DATASET RECORDS
--------------------

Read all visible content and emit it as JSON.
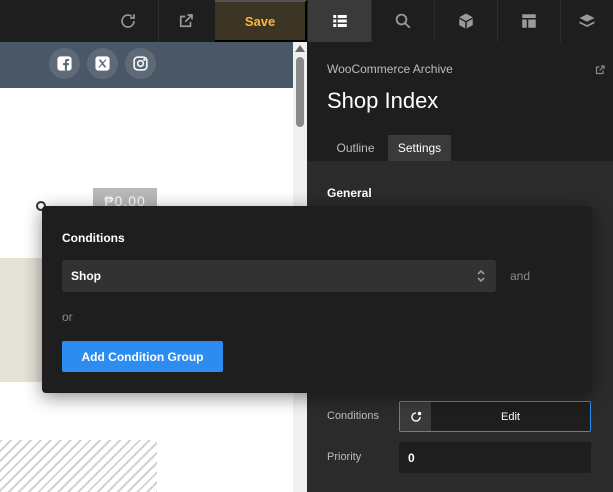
{
  "toolbar": {
    "save_label": "Save",
    "icons": [
      "refresh-icon",
      "external-link-icon",
      "outline-list-icon",
      "search-icon",
      "box-icon",
      "layout-icon",
      "layers-icon"
    ]
  },
  "canvas": {
    "price": "₱0.00",
    "social_icons": [
      "facebook-icon",
      "x-icon",
      "instagram-icon"
    ]
  },
  "panel": {
    "breadcrumb": "WooCommerce Archive",
    "title": "Shop Index",
    "tabs": [
      {
        "label": "Outline",
        "active": false
      },
      {
        "label": "Settings",
        "active": true
      }
    ],
    "section_general": "General",
    "conditions_label": "Conditions",
    "conditions_button": "Edit",
    "priority_label": "Priority",
    "priority_value": "0"
  },
  "popover": {
    "title": "Conditions",
    "selected_condition": "Shop",
    "and_label": "and",
    "or_label": "or",
    "add_group_label": "Add Condition Group"
  },
  "colors": {
    "accent_blue": "#2d8cf0",
    "save_text": "#f5b942",
    "panel_bg": "#2b2b2b",
    "header_bg": "#1e1e1e"
  }
}
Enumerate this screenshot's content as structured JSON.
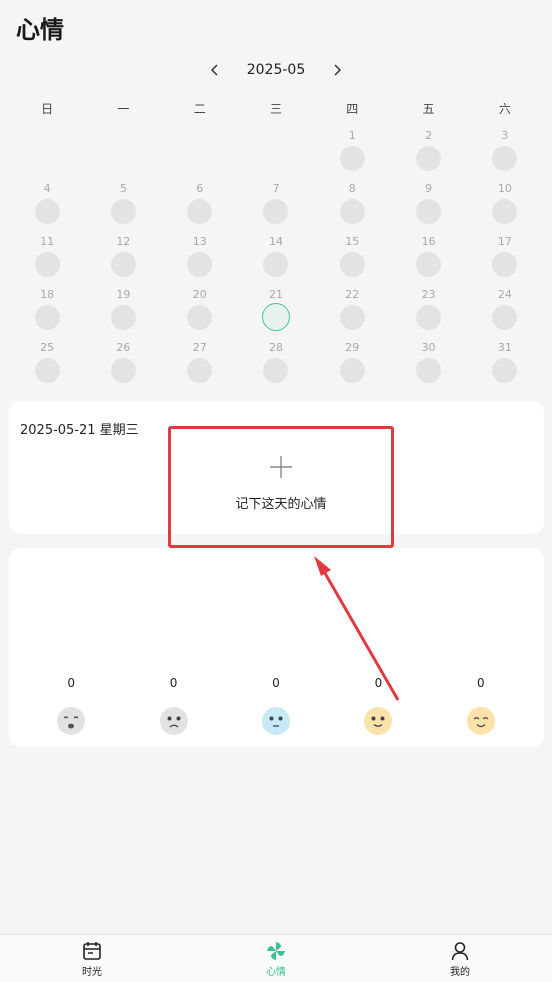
{
  "header": {
    "title": "心情"
  },
  "month_nav": {
    "label": "2025-05",
    "prev_icon": "chevron-left-icon",
    "next_icon": "chevron-right-icon"
  },
  "weekdays": [
    "日",
    "一",
    "二",
    "三",
    "四",
    "五",
    "六"
  ],
  "calendar": {
    "leading_blank_days": 4,
    "days": [
      "1",
      "2",
      "3",
      "4",
      "5",
      "6",
      "7",
      "8",
      "9",
      "10",
      "11",
      "12",
      "13",
      "14",
      "15",
      "16",
      "17",
      "18",
      "19",
      "20",
      "21",
      "22",
      "23",
      "24",
      "25",
      "26",
      "27",
      "28",
      "29",
      "30",
      "31"
    ],
    "selected_day": "21"
  },
  "record_card": {
    "date": "2025-05-21 星期三",
    "add_label": "记下这天的心情"
  },
  "mood_stats": [
    {
      "count": "0",
      "icon": "crying-face-icon",
      "color": "#e2e2e4"
    },
    {
      "count": "0",
      "icon": "sad-face-icon",
      "color": "#e2e2e4"
    },
    {
      "count": "0",
      "icon": "neutral-face-icon",
      "color": "#c8e9f6"
    },
    {
      "count": "0",
      "icon": "smile-face-icon",
      "color": "#fbe2a8"
    },
    {
      "count": "0",
      "icon": "happy-face-icon",
      "color": "#fbe2a8"
    }
  ],
  "tabs": [
    {
      "label": "时光",
      "icon": "calendar-icon",
      "active": false
    },
    {
      "label": "心情",
      "icon": "pinwheel-icon",
      "active": true
    },
    {
      "label": "我的",
      "icon": "person-icon",
      "active": false
    }
  ],
  "colors": {
    "accent": "#3cbf95",
    "highlight": "#e03a3e"
  }
}
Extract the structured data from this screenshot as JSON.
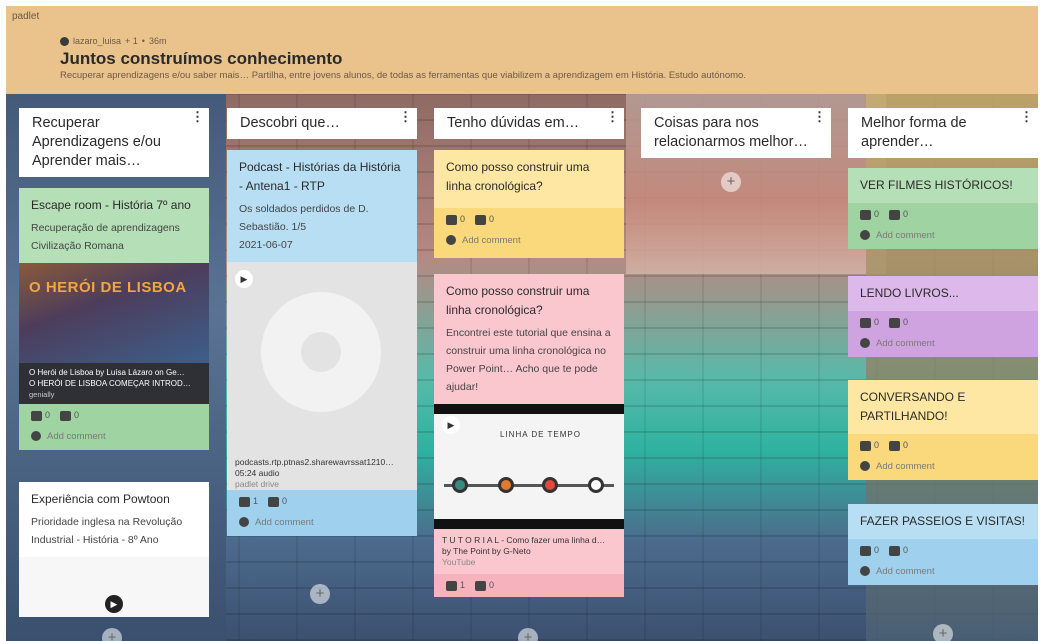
{
  "header": {
    "brand": "padlet",
    "author": "lazaro_luisa",
    "likes": "+ 1",
    "age": "36m",
    "title": "Juntos construímos conhecimento",
    "subtitle": "Recuperar aprendizagens e/ou saber mais… Partilha, entre jovens alunos, de todas as ferramentas que viabilizem a aprendizagem em História. Estudo autónomo."
  },
  "columns": [
    {
      "title": "Recuperar Aprendizagens e/ou Aprender mais…"
    },
    {
      "title": "Descobri que…"
    },
    {
      "title": "Tenho dúvidas em…"
    },
    {
      "title": "Coisas para nos relacionarmos melhor…"
    },
    {
      "title": "Melhor forma de aprender…"
    }
  ],
  "cards": {
    "escape": {
      "title": "Escape room - História 7º ano",
      "text": "Recuperação de aprendizagens Civilização Romana",
      "thumb_text": "O HERÓI DE LISBOA",
      "media_line1": "O Herói de Lisboa by Luísa Lázaro on Ge…",
      "media_line2": "O HERÓI DE LISBOA COMEÇAR INTROD…",
      "media_source": "genially",
      "likes": "0",
      "dislikes": "0",
      "comment": "Add comment"
    },
    "powtoon": {
      "title": "Experiência com Powtoon",
      "text": "Prioridade inglesa na Revolução Industrial - História - 8º Ano"
    },
    "podcast": {
      "title": "Podcast - Histórias da História - Antena1 - RTP",
      "text1": "Os soldados perdidos de D. Sebastião. 1/5",
      "text2": "2021-06-07",
      "file": "podcasts.rtp.ptnas2.sharewavrssat1210…",
      "duration": "05:24 audio",
      "source": "padlet drive",
      "likes": "1",
      "dislikes": "0",
      "comment": "Add comment"
    },
    "duvida1": {
      "title": "Como posso construir uma linha cronológica?",
      "likes": "0",
      "dislikes": "0",
      "comment": "Add comment"
    },
    "duvida2": {
      "title": "Como posso construir uma linha cronológica?",
      "text": "Encontrei este tutorial que ensina a construir uma linha cronológica no Power Point… Acho que te pode ajudar!",
      "timeline_label": "LINHA DE TEMPO",
      "media_title": "T U T O R I A L - Como fazer uma linha d…",
      "media_author": "by The Point by G-Neto",
      "media_source": "YouTube",
      "likes": "1",
      "dislikes": "0"
    },
    "filmes": {
      "title": "VER FILMES HISTÓRICOS!",
      "likes": "0",
      "dislikes": "0",
      "comment": "Add comment"
    },
    "livros": {
      "title": "LENDO LIVROS...",
      "likes": "0",
      "dislikes": "0",
      "comment": "Add comment"
    },
    "conversando": {
      "title": "CONVERSANDO E PARTILHANDO!",
      "likes": "0",
      "dislikes": "0",
      "comment": "Add comment"
    },
    "passeios": {
      "title": "FAZER PASSEIOS E VISITAS!",
      "likes": "0",
      "dislikes": "0",
      "comment": "Add comment"
    }
  },
  "add_button": "+",
  "menu_glyph": "⋮"
}
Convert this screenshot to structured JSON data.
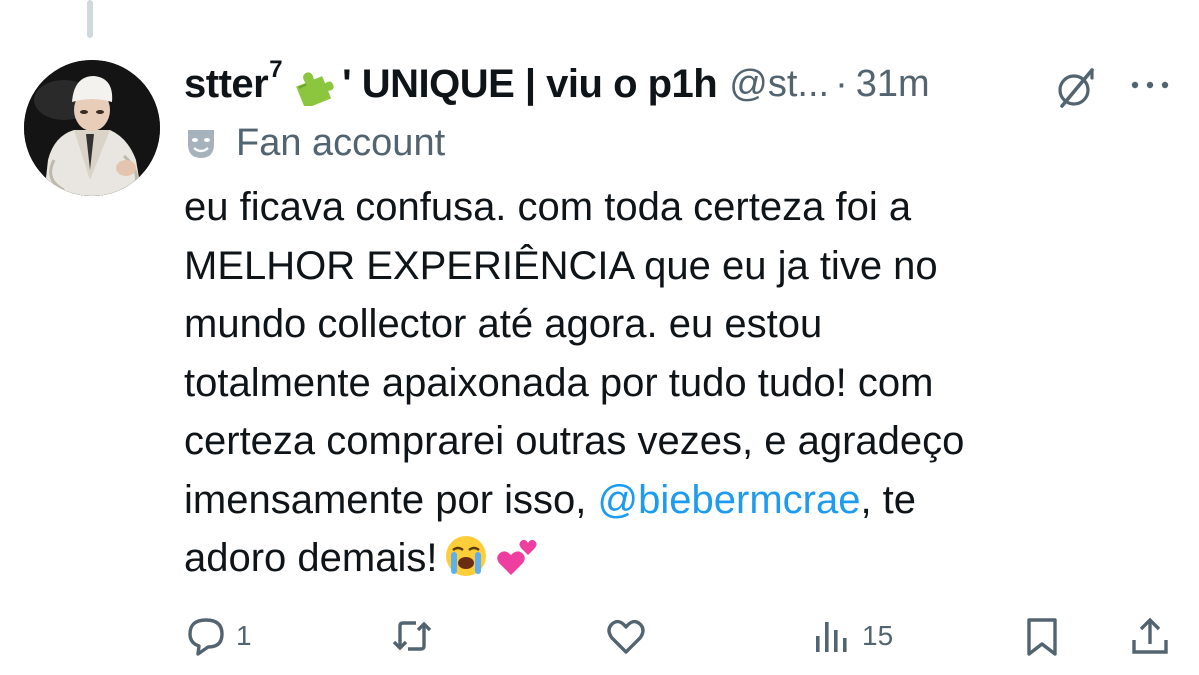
{
  "tweet": {
    "display_name_prefix": "stter",
    "display_name_sup": "7",
    "display_name_suffix": "' UNIQUE | viu o p1h",
    "handle": "@st...",
    "separator": "·",
    "time": "31m",
    "account_label": "Fan account",
    "text_before_mention": "eu ficava confusa. com toda certeza foi a\nMELHOR EXPERIÊNCIA que eu ja tive no\nmundo collector até agora. eu estou\ntotalmente apaixonada por tudo tudo! com\ncerteza comprarei outras vezes, e agradeço\nimensamente por isso, ",
    "mention": "@biebermcrae",
    "text_after_mention": ", te\nadoro demais!",
    "emojis": [
      "loudly-crying-face",
      "two-hearts"
    ]
  },
  "actions": {
    "replies": "1",
    "reposts": "",
    "likes": "",
    "views": "15"
  },
  "icons": {
    "puzzle": "puzzle-piece-icon",
    "grok": "grok-icon",
    "more": "more-icon",
    "mask": "performing-arts-icon",
    "reply": "reply-icon",
    "repost": "repost-icon",
    "like": "heart-icon",
    "views": "views-icon",
    "bookmark": "bookmark-icon",
    "share": "share-icon"
  },
  "colors": {
    "text": "#0f1419",
    "secondary": "#536471",
    "link": "#1d9bf0",
    "thread_line": "#cfd9de"
  }
}
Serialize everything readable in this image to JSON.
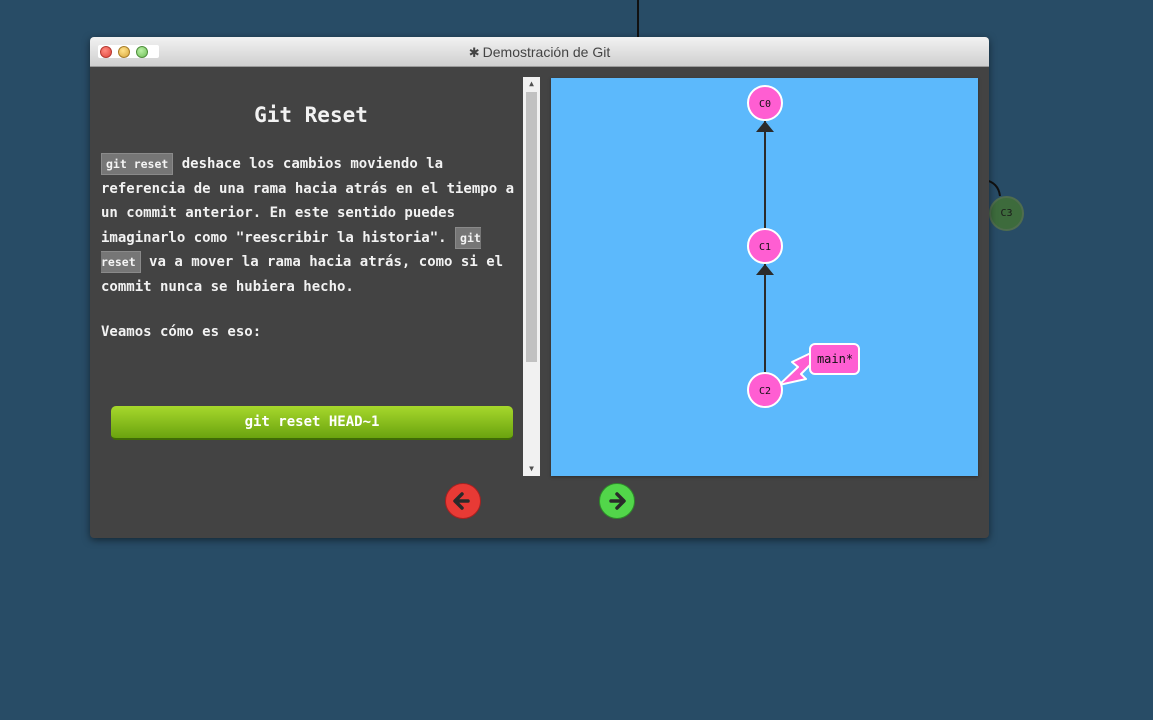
{
  "window": {
    "title": "Demostración de Git",
    "title_icon": "gear-icon"
  },
  "lesson": {
    "heading": "Git Reset",
    "para_code_1": "git reset",
    "para_text_1": " deshace los cambios moviendo la referencia de una rama hacia atrás en el tiempo a un commit anterior. En este sentido puedes imaginarlo como \"reescribir la historia\". ",
    "para_code_2": "git reset",
    "para_text_2": " va a mover la rama hacia atrás, como si el commit nunca se hubiera hecho.",
    "para2": "Veamos cómo es eso:",
    "command_button": "git reset HEAD~1"
  },
  "graph": {
    "commits": [
      "C0",
      "C1",
      "C2"
    ],
    "branch_label": "main*",
    "background_commit": "C3"
  },
  "nav": {
    "back_icon": "arrow-left-icon",
    "next_icon": "arrow-right-icon"
  },
  "colors": {
    "background": "#284c66",
    "canvas": "#5cb9fc",
    "commit_node": "#ff5ed2",
    "branch_tag": "#ff5ed2",
    "button_green": "#8bc81e",
    "back_red": "#e83a35",
    "next_green": "#52d64a"
  }
}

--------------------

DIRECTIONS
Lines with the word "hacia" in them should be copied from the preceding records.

EXERCISE RESULT
    "para_text_1": " deshace los cambios moviendo la referencia de una rama hacia atrás en el tiempo a un commit anterior. En este sentido puedes imaginarlo como \"reescribir la historia\". ",
    "para_text_2": " va a mover la rama hacia atrás, como si el commit nunca se hubiera hecho.",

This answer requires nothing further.